#### Aim of the task
Every line holding the word "Tell" should be copied from the material.

#### Dataset extract
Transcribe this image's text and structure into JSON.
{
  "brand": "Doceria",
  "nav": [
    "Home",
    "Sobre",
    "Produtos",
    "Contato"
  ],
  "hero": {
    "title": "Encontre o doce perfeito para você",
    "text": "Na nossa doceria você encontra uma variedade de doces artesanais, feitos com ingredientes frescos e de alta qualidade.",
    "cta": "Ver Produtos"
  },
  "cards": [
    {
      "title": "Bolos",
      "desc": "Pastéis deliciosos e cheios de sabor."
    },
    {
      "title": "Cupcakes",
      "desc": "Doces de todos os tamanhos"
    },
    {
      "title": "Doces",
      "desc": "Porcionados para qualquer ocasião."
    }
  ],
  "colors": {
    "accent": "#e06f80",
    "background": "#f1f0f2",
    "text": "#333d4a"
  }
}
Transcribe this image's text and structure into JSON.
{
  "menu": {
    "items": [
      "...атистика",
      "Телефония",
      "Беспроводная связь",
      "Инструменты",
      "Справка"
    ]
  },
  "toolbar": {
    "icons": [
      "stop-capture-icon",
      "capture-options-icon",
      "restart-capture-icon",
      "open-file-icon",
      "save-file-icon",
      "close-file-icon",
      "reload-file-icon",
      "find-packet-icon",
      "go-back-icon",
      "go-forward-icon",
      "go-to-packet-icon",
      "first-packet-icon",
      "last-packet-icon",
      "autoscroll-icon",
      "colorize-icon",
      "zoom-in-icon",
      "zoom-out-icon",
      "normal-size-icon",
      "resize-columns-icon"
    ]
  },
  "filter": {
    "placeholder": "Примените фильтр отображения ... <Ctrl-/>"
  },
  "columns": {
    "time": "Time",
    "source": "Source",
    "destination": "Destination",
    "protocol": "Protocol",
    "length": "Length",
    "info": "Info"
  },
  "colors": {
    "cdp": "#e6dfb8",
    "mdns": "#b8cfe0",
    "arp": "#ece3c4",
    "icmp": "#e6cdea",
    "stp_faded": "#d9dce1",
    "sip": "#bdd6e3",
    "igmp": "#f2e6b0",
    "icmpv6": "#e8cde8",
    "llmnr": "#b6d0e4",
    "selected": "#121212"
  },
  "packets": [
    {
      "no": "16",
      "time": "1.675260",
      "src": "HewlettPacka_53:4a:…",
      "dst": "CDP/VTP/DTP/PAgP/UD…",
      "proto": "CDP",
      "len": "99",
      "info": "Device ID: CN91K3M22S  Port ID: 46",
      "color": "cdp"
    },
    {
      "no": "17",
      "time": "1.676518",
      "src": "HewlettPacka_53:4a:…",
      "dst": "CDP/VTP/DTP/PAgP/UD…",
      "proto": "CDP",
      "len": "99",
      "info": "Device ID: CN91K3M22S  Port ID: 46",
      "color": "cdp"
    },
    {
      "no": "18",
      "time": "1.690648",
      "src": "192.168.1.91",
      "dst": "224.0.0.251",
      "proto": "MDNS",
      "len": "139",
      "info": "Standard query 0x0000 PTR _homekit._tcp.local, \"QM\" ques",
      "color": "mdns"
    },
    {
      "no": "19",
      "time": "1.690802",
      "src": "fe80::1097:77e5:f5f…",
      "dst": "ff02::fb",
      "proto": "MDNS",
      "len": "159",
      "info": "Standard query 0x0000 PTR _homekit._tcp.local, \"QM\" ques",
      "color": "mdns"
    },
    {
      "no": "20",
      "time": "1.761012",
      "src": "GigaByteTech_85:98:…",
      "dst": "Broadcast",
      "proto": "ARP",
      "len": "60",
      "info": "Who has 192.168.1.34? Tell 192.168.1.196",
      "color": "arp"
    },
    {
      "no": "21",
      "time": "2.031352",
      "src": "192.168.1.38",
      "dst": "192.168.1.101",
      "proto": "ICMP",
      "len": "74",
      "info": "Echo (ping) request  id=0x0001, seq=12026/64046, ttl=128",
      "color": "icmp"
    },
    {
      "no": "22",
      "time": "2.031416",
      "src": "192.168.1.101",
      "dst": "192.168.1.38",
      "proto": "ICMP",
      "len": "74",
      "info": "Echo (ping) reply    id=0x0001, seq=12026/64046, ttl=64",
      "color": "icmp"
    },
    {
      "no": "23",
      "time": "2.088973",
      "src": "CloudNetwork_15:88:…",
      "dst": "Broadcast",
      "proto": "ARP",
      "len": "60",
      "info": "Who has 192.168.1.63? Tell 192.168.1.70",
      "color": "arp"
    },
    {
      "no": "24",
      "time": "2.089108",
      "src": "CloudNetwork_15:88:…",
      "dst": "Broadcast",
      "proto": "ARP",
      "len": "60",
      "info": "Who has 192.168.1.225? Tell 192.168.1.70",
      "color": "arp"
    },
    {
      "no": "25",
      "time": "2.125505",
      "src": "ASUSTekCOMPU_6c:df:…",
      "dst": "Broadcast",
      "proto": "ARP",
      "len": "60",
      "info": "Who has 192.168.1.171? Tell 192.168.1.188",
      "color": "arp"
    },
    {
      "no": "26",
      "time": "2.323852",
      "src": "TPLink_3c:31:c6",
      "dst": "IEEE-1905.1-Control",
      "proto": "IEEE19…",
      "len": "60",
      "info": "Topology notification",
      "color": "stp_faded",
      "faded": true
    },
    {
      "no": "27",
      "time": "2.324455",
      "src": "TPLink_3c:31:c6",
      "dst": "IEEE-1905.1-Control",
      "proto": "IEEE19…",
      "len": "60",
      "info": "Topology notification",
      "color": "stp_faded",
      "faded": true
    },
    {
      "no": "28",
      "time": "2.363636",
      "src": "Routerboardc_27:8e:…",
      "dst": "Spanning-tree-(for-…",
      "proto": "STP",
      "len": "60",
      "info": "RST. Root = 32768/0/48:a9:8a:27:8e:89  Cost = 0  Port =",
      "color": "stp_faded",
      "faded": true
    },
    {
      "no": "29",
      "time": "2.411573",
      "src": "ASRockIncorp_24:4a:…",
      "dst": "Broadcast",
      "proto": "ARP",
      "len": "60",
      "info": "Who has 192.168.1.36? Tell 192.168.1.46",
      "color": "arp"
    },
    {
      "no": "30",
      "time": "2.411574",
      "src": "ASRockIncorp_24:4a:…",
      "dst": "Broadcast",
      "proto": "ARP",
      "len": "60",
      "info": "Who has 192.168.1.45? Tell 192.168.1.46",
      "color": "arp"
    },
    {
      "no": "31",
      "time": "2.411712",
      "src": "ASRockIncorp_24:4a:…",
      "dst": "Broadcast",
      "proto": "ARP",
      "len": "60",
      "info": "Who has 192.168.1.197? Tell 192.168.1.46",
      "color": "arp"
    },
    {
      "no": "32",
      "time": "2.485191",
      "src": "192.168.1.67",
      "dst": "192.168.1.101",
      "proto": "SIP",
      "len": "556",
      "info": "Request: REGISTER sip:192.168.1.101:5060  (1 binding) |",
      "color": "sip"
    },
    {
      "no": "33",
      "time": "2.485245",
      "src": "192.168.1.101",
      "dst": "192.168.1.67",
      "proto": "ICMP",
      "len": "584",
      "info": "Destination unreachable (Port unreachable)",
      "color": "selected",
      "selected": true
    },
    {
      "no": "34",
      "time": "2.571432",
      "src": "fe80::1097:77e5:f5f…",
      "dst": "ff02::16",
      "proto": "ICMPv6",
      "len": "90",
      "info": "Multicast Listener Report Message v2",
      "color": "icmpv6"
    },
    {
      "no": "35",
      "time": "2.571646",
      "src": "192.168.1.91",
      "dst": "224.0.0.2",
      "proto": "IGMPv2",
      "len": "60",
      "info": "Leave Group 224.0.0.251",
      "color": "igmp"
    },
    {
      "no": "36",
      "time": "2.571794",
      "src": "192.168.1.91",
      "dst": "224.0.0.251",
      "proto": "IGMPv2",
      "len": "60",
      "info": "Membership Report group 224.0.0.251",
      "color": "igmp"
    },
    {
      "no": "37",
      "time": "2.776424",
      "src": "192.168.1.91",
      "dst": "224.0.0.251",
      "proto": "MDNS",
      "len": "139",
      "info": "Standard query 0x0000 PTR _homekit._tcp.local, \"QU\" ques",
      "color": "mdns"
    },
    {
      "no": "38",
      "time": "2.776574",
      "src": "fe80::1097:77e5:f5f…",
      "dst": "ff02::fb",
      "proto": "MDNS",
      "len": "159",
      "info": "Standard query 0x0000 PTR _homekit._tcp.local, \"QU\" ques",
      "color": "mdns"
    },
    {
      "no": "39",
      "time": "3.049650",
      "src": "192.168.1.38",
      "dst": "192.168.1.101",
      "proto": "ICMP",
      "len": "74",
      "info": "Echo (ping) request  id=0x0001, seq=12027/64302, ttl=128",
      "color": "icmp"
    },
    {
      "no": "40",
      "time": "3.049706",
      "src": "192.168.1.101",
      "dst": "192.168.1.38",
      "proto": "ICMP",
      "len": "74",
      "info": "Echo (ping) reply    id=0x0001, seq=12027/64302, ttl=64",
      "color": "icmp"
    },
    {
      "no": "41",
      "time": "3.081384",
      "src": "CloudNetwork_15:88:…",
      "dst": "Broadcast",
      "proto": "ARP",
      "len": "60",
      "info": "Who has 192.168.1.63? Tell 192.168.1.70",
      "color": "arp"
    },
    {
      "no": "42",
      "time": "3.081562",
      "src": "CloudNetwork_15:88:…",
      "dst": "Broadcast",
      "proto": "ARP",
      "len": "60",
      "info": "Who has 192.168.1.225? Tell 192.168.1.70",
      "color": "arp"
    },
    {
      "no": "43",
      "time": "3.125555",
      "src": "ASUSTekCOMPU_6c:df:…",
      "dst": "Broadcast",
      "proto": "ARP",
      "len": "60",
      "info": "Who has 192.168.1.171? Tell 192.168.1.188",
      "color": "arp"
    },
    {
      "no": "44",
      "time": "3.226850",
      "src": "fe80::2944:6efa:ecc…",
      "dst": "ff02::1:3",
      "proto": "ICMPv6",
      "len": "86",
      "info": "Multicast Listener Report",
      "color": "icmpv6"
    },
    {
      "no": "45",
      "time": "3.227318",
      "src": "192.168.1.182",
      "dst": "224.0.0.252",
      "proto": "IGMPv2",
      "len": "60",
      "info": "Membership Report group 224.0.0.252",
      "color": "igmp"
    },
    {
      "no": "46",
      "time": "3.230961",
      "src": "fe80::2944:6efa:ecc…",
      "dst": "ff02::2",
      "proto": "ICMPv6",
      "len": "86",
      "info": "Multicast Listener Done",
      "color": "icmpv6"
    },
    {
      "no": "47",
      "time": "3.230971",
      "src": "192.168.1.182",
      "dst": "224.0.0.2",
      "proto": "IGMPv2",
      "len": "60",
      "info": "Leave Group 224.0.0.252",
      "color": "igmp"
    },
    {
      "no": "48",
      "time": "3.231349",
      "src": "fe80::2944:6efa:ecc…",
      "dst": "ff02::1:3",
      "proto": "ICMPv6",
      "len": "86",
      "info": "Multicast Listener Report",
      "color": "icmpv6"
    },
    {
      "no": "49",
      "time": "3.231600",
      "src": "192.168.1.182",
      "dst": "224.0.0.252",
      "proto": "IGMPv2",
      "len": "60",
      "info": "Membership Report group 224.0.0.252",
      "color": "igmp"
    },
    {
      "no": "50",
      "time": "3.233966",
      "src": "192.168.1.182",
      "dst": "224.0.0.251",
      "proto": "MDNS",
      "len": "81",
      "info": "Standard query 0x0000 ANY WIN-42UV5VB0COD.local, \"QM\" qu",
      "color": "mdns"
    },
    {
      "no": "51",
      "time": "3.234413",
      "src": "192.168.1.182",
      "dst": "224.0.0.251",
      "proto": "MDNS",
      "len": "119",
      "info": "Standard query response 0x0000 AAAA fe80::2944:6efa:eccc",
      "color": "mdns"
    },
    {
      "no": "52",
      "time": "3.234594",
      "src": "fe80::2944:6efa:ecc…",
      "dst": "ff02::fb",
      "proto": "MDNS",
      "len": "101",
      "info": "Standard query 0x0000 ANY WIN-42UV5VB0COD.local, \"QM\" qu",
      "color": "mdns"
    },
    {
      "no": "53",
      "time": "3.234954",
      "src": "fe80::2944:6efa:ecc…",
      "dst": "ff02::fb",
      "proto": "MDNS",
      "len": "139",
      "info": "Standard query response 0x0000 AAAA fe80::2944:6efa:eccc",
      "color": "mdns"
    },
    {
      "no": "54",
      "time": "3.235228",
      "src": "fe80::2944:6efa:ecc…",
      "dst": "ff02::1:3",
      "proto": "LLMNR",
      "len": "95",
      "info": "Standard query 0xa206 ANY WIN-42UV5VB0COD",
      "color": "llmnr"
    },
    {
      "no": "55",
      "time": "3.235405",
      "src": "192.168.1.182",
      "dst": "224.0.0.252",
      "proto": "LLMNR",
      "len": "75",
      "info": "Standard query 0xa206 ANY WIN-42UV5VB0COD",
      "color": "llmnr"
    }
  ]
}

#### Solution for this problem
      "info": "Who has 192.168.1.34? Tell 192.168.1.196",
      "info": "Who has 192.168.1.63? Tell 192.168.1.70",
      "info": "Who has 192.168.1.225? Tell 192.168.1.70",
      "info": "Who has 192.168.1.171? Tell 192.168.1.188",
      "info": "Who has 192.168.1.36? Tell 192.168.1.46",
      "info": "Who has 192.168.1.45? Tell 192.168.1.46",
      "info": "Who has 192.168.1.197? Tell 192.168.1.46",
      "info": "Who has 192.168.1.63? Tell 192.168.1.70",
      "info": "Who has 192.168.1.225? Tell 192.168.1.70",
      "info": "Who has 192.168.1.171? Tell 192.168.1.188",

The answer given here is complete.